▸ **WHAT THIS TASK INVOLVES**:
Search the records for the word "Plate" and copy each line in which it appears.

▸ **PROVIDED DATA**:

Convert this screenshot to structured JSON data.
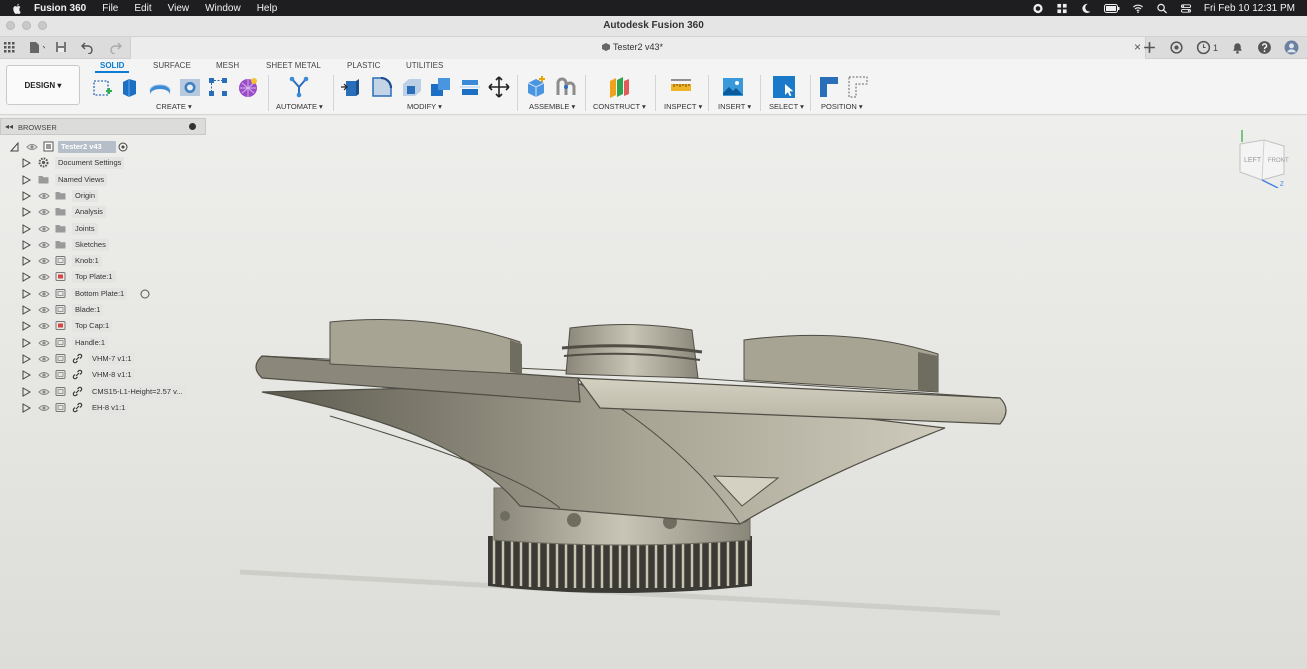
{
  "menubar": {
    "app_name": "Fusion 360",
    "items": [
      "File",
      "Edit",
      "View",
      "Window",
      "Help"
    ],
    "clock": "Fri Feb 10  12:31 PM"
  },
  "window": {
    "title": "Autodesk Fusion 360"
  },
  "document": {
    "tab_title": "Tester2 v43*",
    "close_glyph": "×",
    "job_count": "1"
  },
  "toolbar": {
    "workspace": "DESIGN ▾",
    "tabs": [
      {
        "label": "SOLID",
        "active": true
      },
      {
        "label": "SURFACE",
        "active": false
      },
      {
        "label": "MESH",
        "active": false
      },
      {
        "label": "SHEET METAL",
        "active": false
      },
      {
        "label": "PLASTIC",
        "active": false
      },
      {
        "label": "UTILITIES",
        "active": false
      }
    ],
    "groups": [
      "CREATE ▾",
      "AUTOMATE ▾",
      "MODIFY ▾",
      "ASSEMBLE ▾",
      "CONSTRUCT ▾",
      "INSPECT ▾",
      "INSERT ▾",
      "SELECT ▾",
      "POSITION ▾"
    ],
    "accent_color": "#0a7cd1"
  },
  "browser": {
    "title": "BROWSER",
    "collapse_glyph": "◂◂",
    "root": "Tester2 v43",
    "items": [
      {
        "label": "Document Settings",
        "icon": "gear-icon"
      },
      {
        "label": "Named Views",
        "icon": "folder-icon"
      },
      {
        "label": "Origin",
        "icon": "folder-icon"
      },
      {
        "label": "Analysis",
        "icon": "folder-icon"
      },
      {
        "label": "Joints",
        "icon": "folder-icon"
      },
      {
        "label": "Sketches",
        "icon": "folder-icon"
      },
      {
        "label": "Knob:1",
        "icon": "component-icon"
      },
      {
        "label": "Top Plate:1",
        "icon": "component-red-icon"
      },
      {
        "label": "Bottom Plate:1",
        "icon": "component-icon"
      },
      {
        "label": "Blade:1",
        "icon": "component-icon"
      },
      {
        "label": "Top Cap:1",
        "icon": "component-red-icon"
      },
      {
        "label": "Handle:1",
        "icon": "component-icon"
      },
      {
        "label": "VHM-7 v1:1",
        "icon": "link-icon"
      },
      {
        "label": "VHM-8 v1:1",
        "icon": "link-icon"
      },
      {
        "label": "CMS15-L1-Height=2.57 v...",
        "icon": "link-icon"
      },
      {
        "label": "EH-8 v1:1",
        "icon": "link-icon"
      }
    ]
  },
  "viewcube": {
    "left": "LEFT",
    "front": "FRONT",
    "axis_z": "Z",
    "axis_y": "Y"
  }
}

▸ **TASK RESULT**:
        "label": "Top Plate:1",
        "label": "Bottom Plate:1",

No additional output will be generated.